Sharp walked into his new role as vocalist modest, but eager. Embury and Sharp each wrote half of the album’s lyrics, which deal with corruption, consumerism, and the public’s struggle to resist in this penurious political climate. “We were scrambling,” Sharp admits. “You plan and prepare for about 70 percent of [the recording], then all types of shit happens in the studio that you have to run with.”
As Sharp continues his calm but excited explanation of working across time zones, cans audibly tumble out of a cabinet and stove burners click before ignition in the background. “All of Lock Up are out now doing Brujeria dates, wrapping up in Puerto Rico,” he notes. “So, they are coming over [to Atlanta] to hang out for a couple days. I have a studio I built for the guys in Mastodon. Everybody has a handful of riffs.” However, Sharp is not referring to new Lock Up material. “We were going to start recording with a few other musicians,” he says, meaning yet another new project with Embury.
Even after acknowledging the nuances of Lock Up when contrasted with Venomous Concept, Brutal Truth, Napalm Death, and others, one has to wonder about the repetition in sonic fulfillment. Sharp dismisses that notion easily, asserting, “Lock Up is a different mindset. I’ve always recorded different [sounding] bands. It’s like a different folder in my hard drive. I can access it quickly.”
Demonization is a thick, furious slab of confrontation with a big, metallic sound. The slower, mid-tempo parts are gargantuan, embellished with thick breakdowns. Embury and Reisenegger’s frenetic riffs keep the main parts of songs moving, antagonizing. Barker’s drum work brings a bigger sound, filling arenas as easily as house speakers. Sharp’s voice remains calm as he half-focuses on his ingredients. He explains things as a dad would. When he asks what I think of the record, he humbly lays out that I do not need to “blow him up or anything.”

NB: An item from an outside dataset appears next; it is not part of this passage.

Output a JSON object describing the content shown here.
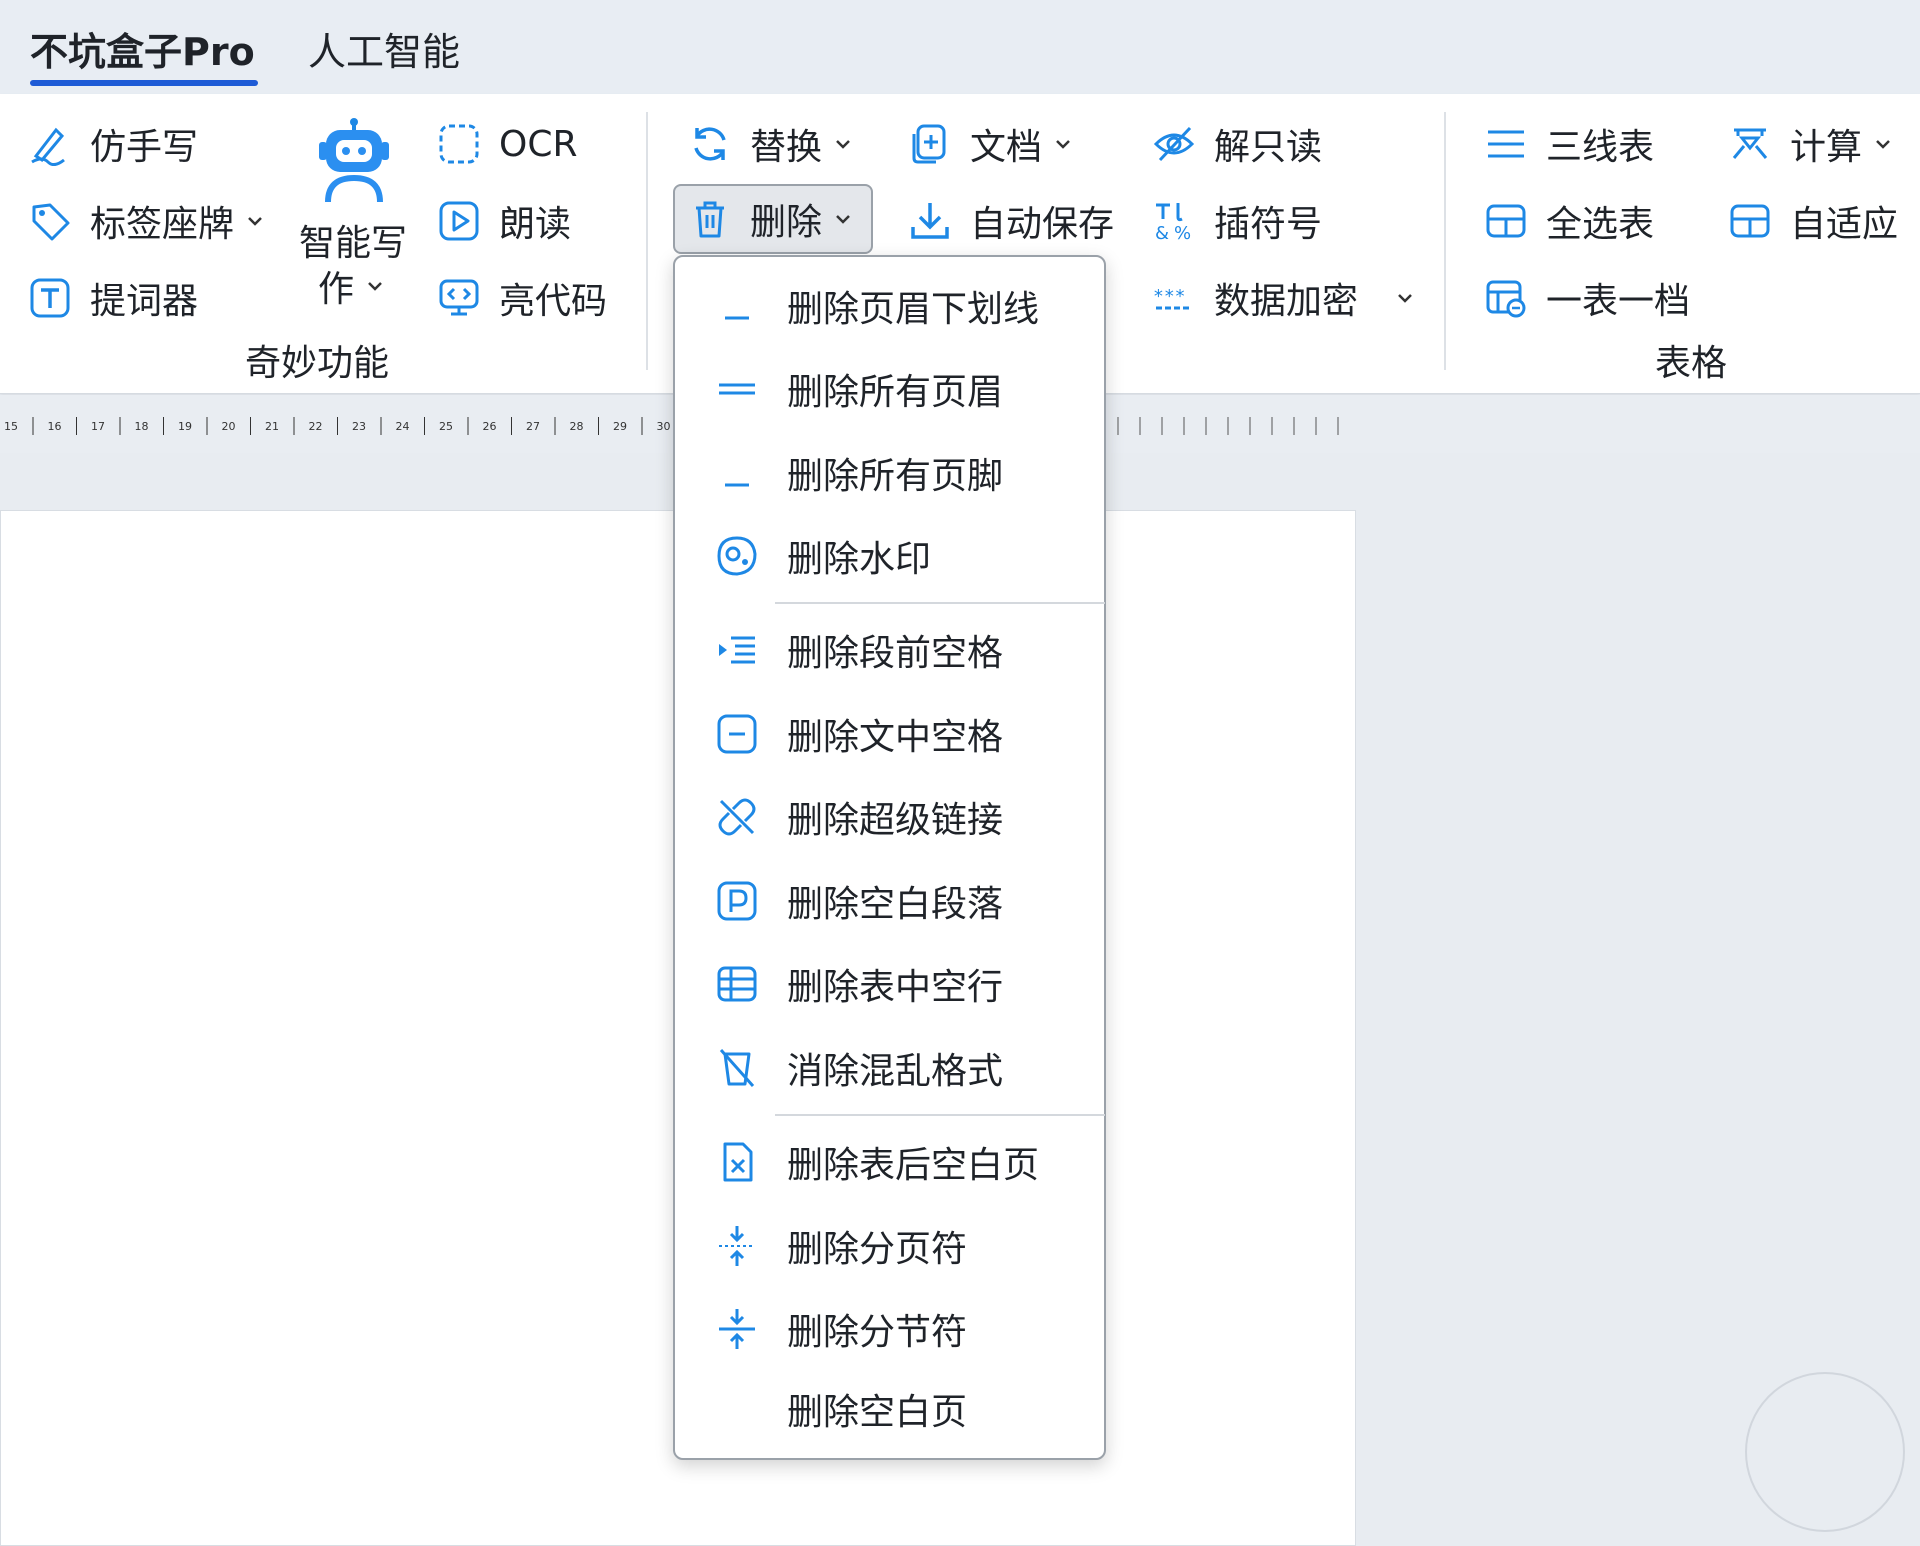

The work of producer Russ Russell creates a symbiotic fusion with Lock Up’s sound. Russell—who is also in the band, Evile—has produced Venomous Concept, Evile, and Napalm Death, and has done live sound for Napalm Death for years as well. “He really kicked it in this time,” Sharp lauds.
Sharp is hesitant to discuss touring. Plans do include a possible tour with Finnish grind slayers, Rotten Sound, but Sharp adds, “Organizing is more complicated than you think. It may get moved back.” When he’s not playing grindcore, Sharp builds studios. He is a contractor. “I finished a massive rehearsal studio for Mastodon, who bought a warehouse,” he reiterates.
His schedule is enough for three men. “Yeah, I juggle a bunch of bands, parenting, and building,” he concedes, but being a touring dad has its cultural benefits. Sharp reports that his daughter met him in Spain and came to Japan with him. She is in an international school’s gifted program, headed to France this semester.
His daughter’s impression of one of the fiercest and most infamous vocalists in metal? Sharp says, “It doesn’t matter if you’re the king of grind, your daughter’s always going to think you’re a dork.”